- Volatilization is above-ground loss of nitrogen. This happens when the soil’s urease enzymes break the urea molecules into ammonia gas.
- Denitrification nitrogen loss occurs below ground when nitrate nitrogen is converted back to gaseous forms. It is found most often in soils that are poorly drained or are waterlogged.
- Leaching is when nitrogen is lost below ground as downward movement of water carries negatively charged nitrate below the plant’s root zone.
Nitrogen fertilizers come in different forms for growers to use on their crops. According to Laatsch, one of the most common nitrogen fertilizers applied in North America is anhydrous ammonia. An economical and effective source of nitrogen, anhydrous ammonia is a gas that is converted into a liquid and then directly injected below the soil surface in order to avoid being lost to the atmosphere.
The most utilized dry form of nitrogen is urea. Urea is a compound that has to be hydrolyzed, which is the process of being broken down by a biochemical transformation with water. It is converted in the soil by the urease enzyme in order to release the ammonia that makes it plant available.
Another common form is liquid nitrogen, also known as urea ammonium nitrate (UAN). Half of the nitrogen in UAN is derived from urea, one fourth from ammonium and one fourth from nitrate.
Growers can protect their fertilizer investment with nitrogen stabilizers and also by following the 4R Nutrient Stewardship.
“Following the 4R nitrogen management framework will help growers optimize their yield potential and profitability, while also protecting environmental resources,” says Laatsch. “Selecting the right source of fertilizer, applying it at the right rate, at the right time and with the right placement, a grower is implementing the best practices to sustainably manage nitrogen.”
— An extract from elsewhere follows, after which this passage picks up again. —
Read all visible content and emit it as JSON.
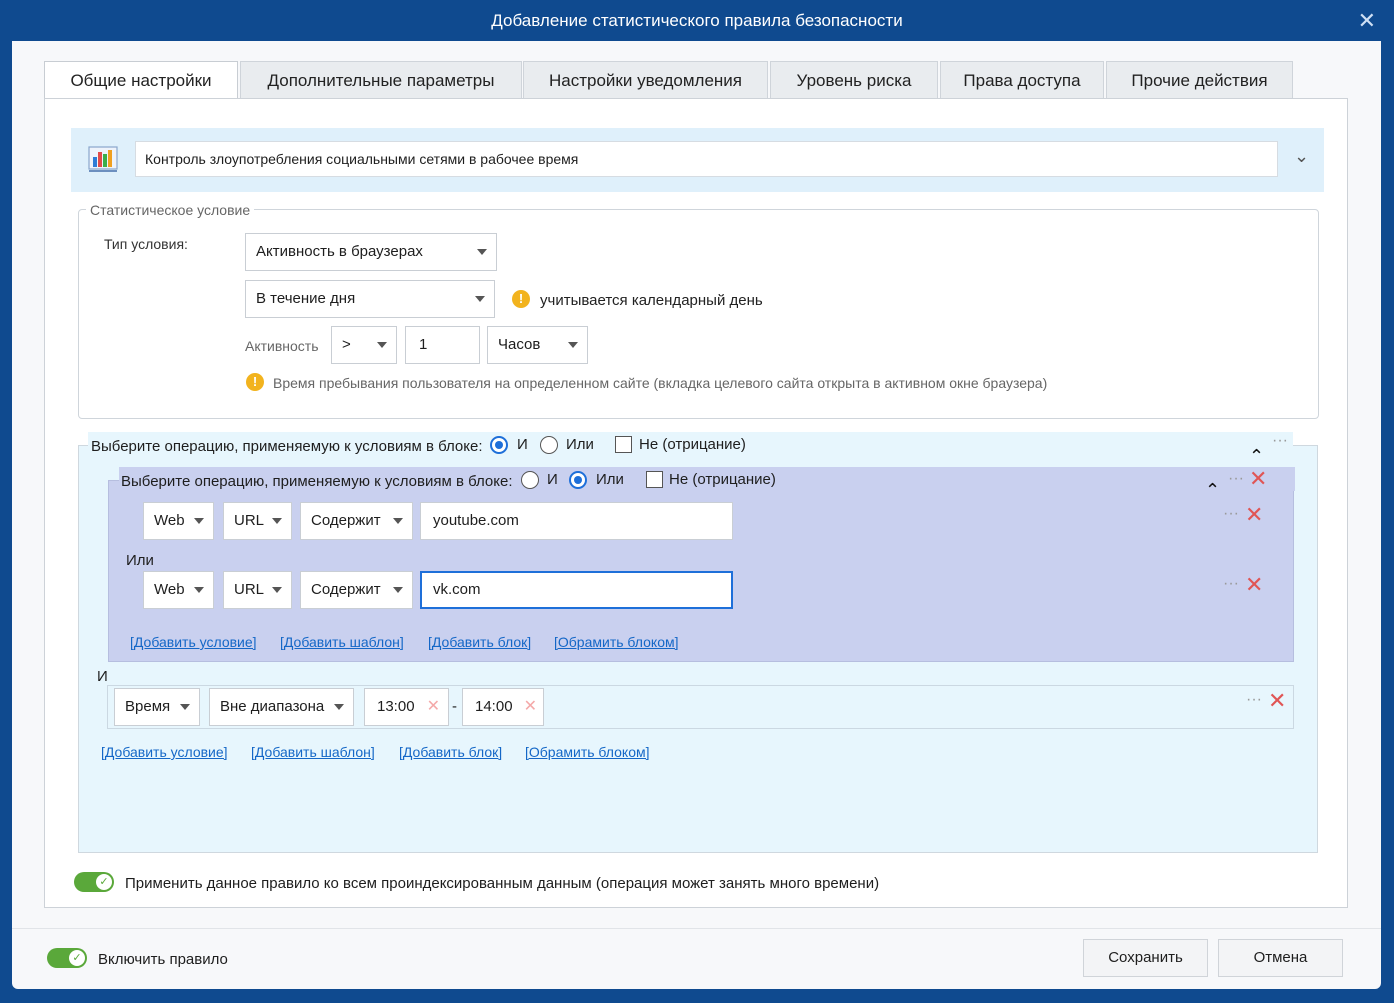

To learn more about the 4R Nutrient Stewardship initiative, visit the website at nurtientstewardship.org. And to determine which nitrogen stabilizer solution you need to optimize yield potential, speak with your KAS sales representative to find your local retailer